**Source data**
========

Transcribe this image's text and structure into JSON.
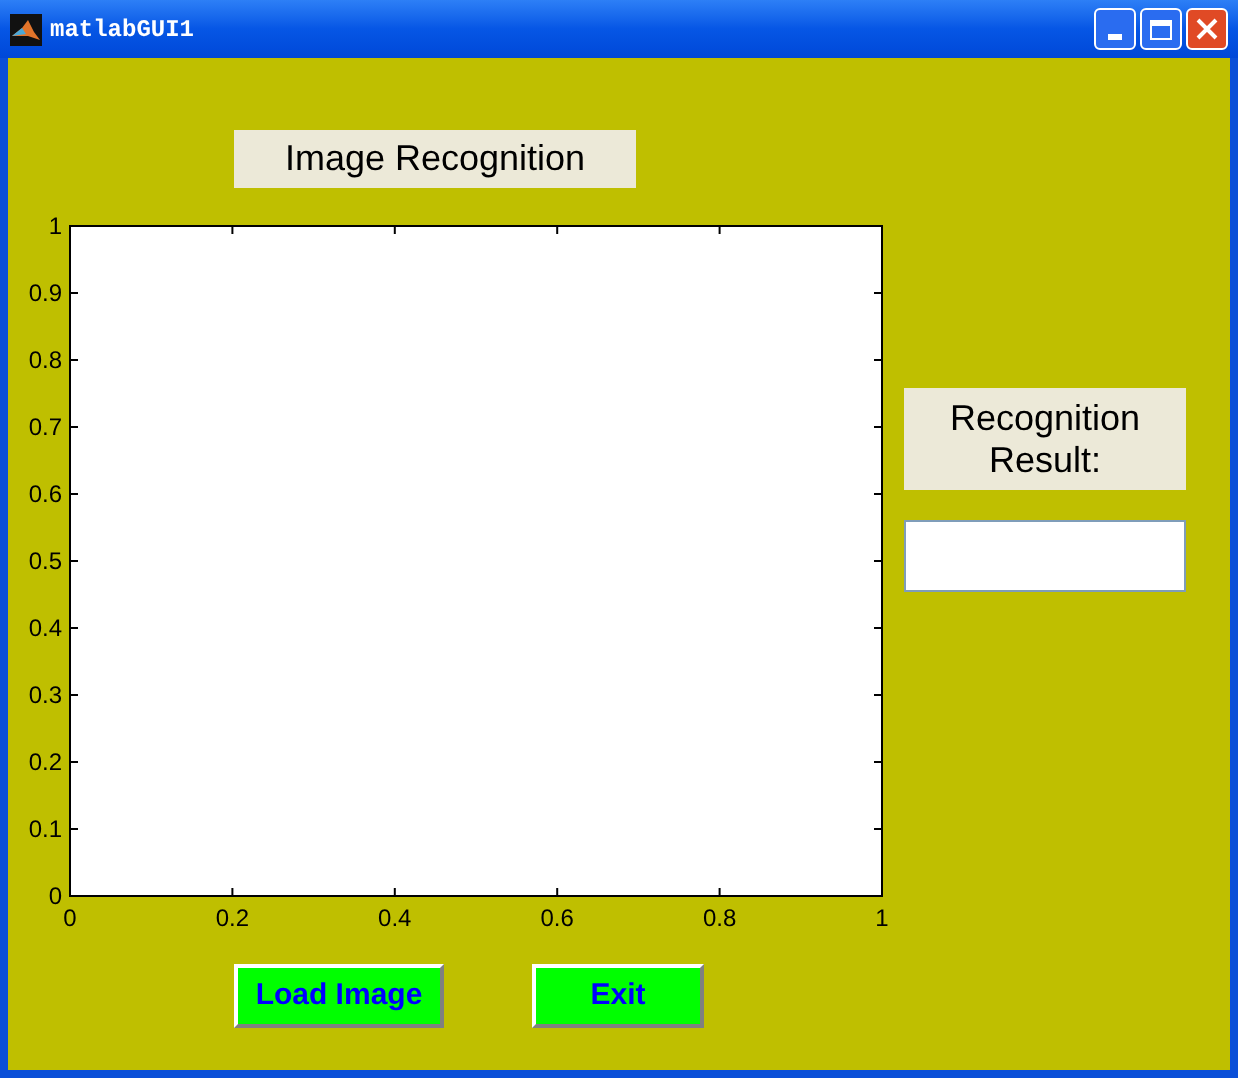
{
  "window": {
    "title": "matlabGUI1"
  },
  "heading": "Image Recognition",
  "axes": {
    "xticks": [
      "0",
      "0.2",
      "0.4",
      "0.6",
      "0.8",
      "1"
    ],
    "yticks": [
      "1",
      "0.9",
      "0.8",
      "0.7",
      "0.6",
      "0.5",
      "0.4",
      "0.3",
      "0.2",
      "0.1",
      "0"
    ]
  },
  "result_label": "Recognition Result:",
  "buttons": [
    {
      "label": "Load Image"
    },
    {
      "label": "Exit"
    }
  ]
}
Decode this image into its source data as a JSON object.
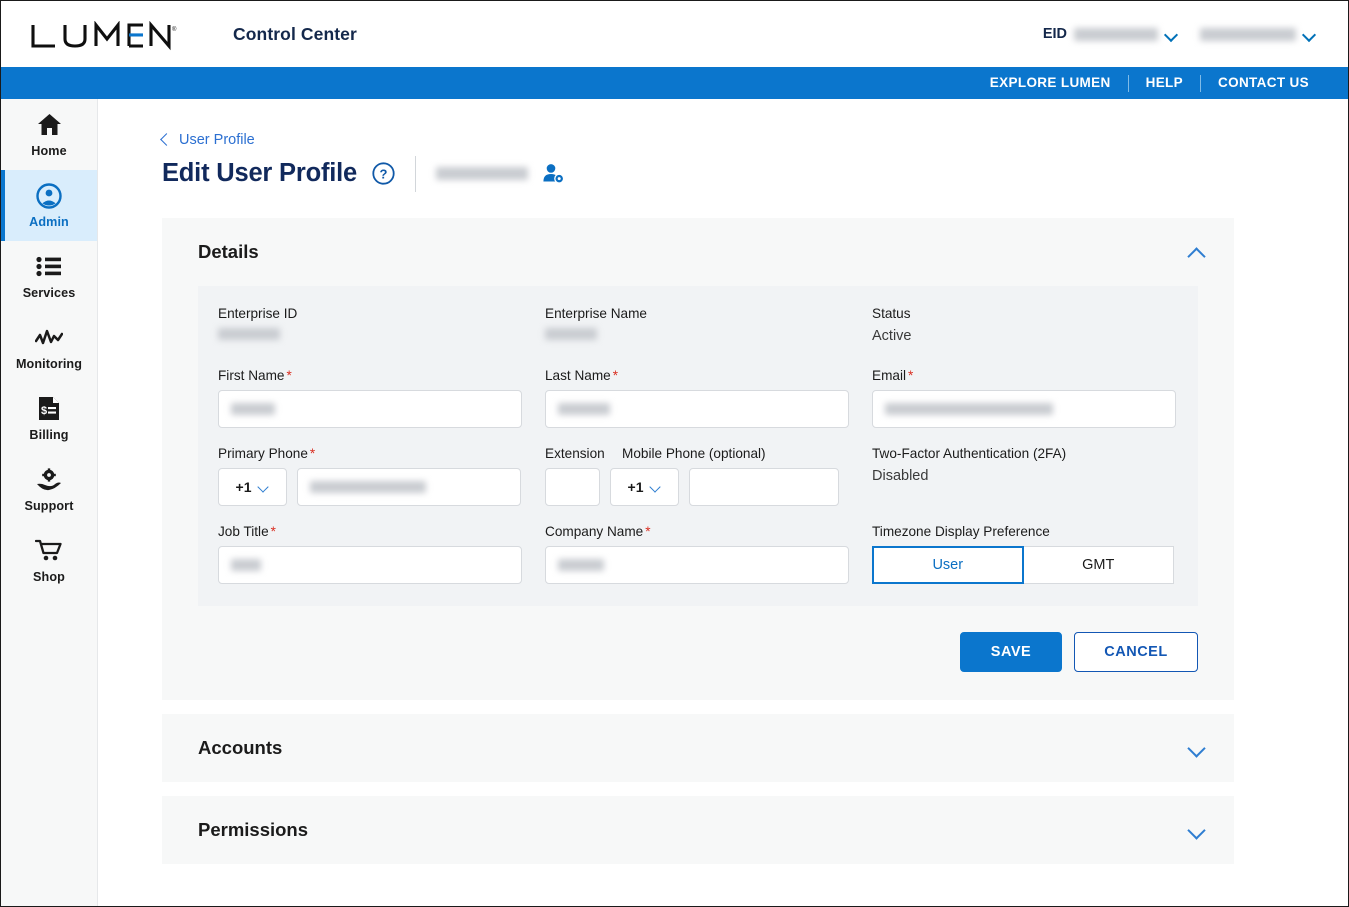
{
  "header": {
    "logo_text": "LUMEN",
    "logo_registered": "®",
    "app_title": "Control Center",
    "eid_label": "EID",
    "eid_value": "",
    "username": "",
    "eid_caret_icon": "chevron-down-icon",
    "user_caret_icon": "chevron-down-icon"
  },
  "utility_nav": {
    "items": [
      {
        "label": "EXPLORE LUMEN"
      },
      {
        "label": "HELP"
      },
      {
        "label": "CONTACT US"
      }
    ]
  },
  "sidebar": {
    "items": [
      {
        "label": "Home",
        "icon": "home-icon",
        "active": false
      },
      {
        "label": "Admin",
        "icon": "user-circle-icon",
        "active": true
      },
      {
        "label": "Services",
        "icon": "list-icon",
        "active": false
      },
      {
        "label": "Monitoring",
        "icon": "activity-icon",
        "active": false
      },
      {
        "label": "Billing",
        "icon": "invoice-icon",
        "active": false
      },
      {
        "label": "Support",
        "icon": "support-hand-icon",
        "active": false
      },
      {
        "label": "Shop",
        "icon": "cart-icon",
        "active": false
      }
    ]
  },
  "page": {
    "breadcrumb": "User Profile",
    "breadcrumb_icon": "chevron-left-icon",
    "title": "Edit User Profile",
    "help_icon": "help-circle-icon",
    "profile_username": "",
    "user_settings_icon": "user-gear-icon"
  },
  "sections": {
    "details": {
      "title": "Details",
      "expanded": true,
      "chevron_icon": "chevron-up-icon"
    },
    "accounts": {
      "title": "Accounts",
      "expanded": false,
      "chevron_icon": "chevron-down-icon"
    },
    "permissions": {
      "title": "Permissions",
      "expanded": false,
      "chevron_icon": "chevron-down-icon"
    }
  },
  "form": {
    "enterprise_id": {
      "label": "Enterprise ID",
      "value": ""
    },
    "enterprise_name": {
      "label": "Enterprise Name",
      "value": ""
    },
    "status": {
      "label": "Status",
      "value": "Active"
    },
    "first_name": {
      "label": "First Name",
      "required": "*",
      "value": ""
    },
    "last_name": {
      "label": "Last Name",
      "required": "*",
      "value": ""
    },
    "email": {
      "label": "Email",
      "required": "*",
      "value": ""
    },
    "primary_phone": {
      "label": "Primary Phone",
      "required": "*",
      "country_code": "+1",
      "value": ""
    },
    "extension": {
      "label": "Extension",
      "value": ""
    },
    "mobile_phone": {
      "label": "Mobile Phone (optional)",
      "country_code": "+1",
      "value": ""
    },
    "two_factor": {
      "label": "Two-Factor Authentication (2FA)",
      "value": "Disabled"
    },
    "job_title": {
      "label": "Job Title",
      "required": "*",
      "value": ""
    },
    "company_name": {
      "label": "Company Name",
      "required": "*",
      "value": ""
    },
    "timezone": {
      "label": "Timezone Display Preference",
      "options": [
        {
          "label": "User",
          "selected": true
        },
        {
          "label": "GMT",
          "selected": false
        }
      ]
    }
  },
  "actions": {
    "save_label": "SAVE",
    "cancel_label": "CANCEL"
  },
  "colors": {
    "brand_blue": "#0b76cd",
    "nav_active_bg": "#d9edfc",
    "title_navy": "#11295c",
    "required_red": "#d92d20",
    "card_bg": "#f7f8f8",
    "panel_bg": "#f1f3f5"
  }
}
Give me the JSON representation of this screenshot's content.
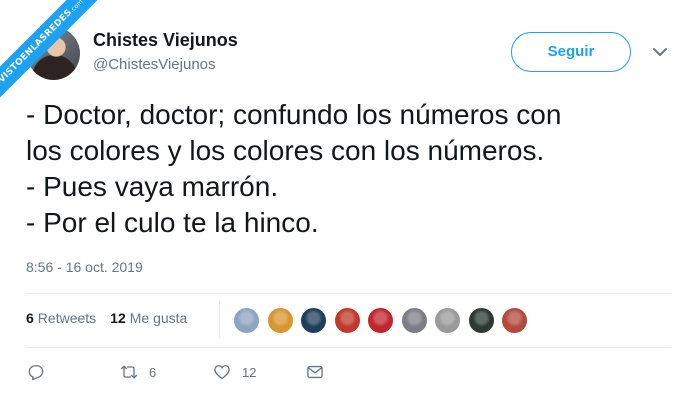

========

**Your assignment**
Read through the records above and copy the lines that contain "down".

**Task answer**
    "eid_caret_icon": "chevron-down-icon",
    "user_caret_icon": "chevron-down-icon"
      "chevron_icon": "chevron-down-icon"
      "chevron_icon": "chevron-down-icon"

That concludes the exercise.